━━━━━ DATA LISTING
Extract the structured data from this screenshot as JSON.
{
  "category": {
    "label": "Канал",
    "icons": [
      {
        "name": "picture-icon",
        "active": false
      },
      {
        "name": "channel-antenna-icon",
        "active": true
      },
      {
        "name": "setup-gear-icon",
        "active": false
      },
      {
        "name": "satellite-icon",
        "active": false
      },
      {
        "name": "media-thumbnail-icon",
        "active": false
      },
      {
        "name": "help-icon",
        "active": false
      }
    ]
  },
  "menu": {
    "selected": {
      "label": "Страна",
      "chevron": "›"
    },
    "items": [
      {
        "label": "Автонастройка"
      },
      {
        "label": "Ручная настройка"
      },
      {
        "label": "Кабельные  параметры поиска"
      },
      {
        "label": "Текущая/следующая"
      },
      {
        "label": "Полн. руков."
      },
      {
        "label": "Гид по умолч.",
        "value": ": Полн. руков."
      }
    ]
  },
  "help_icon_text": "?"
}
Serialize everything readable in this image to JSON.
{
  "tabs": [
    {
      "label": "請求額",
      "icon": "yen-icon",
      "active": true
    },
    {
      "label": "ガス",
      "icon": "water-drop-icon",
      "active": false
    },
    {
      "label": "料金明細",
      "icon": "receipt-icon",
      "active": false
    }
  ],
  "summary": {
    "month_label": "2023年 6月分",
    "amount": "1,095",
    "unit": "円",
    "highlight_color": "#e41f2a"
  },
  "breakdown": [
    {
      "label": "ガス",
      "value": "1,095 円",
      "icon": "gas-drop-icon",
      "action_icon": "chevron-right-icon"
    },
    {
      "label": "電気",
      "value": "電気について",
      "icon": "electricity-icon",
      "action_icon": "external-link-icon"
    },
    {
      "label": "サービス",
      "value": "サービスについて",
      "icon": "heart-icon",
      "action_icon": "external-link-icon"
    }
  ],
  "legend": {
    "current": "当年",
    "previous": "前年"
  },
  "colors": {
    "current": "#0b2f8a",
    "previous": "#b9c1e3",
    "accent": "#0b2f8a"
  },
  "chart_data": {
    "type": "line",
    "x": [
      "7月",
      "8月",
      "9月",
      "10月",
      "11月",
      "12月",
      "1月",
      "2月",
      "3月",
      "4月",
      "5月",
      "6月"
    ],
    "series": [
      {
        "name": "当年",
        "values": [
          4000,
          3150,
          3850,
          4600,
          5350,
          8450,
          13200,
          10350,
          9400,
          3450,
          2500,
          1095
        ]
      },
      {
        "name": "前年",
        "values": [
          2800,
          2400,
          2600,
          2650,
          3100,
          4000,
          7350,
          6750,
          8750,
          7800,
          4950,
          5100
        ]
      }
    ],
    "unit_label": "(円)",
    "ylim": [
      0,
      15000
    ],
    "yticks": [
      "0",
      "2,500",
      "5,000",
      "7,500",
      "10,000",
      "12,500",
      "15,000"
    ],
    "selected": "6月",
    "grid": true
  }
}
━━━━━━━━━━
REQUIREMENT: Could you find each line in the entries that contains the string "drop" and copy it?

YOUR RESPONSE:
      "icon": "water-drop-icon",
      "icon": "gas-drop-icon",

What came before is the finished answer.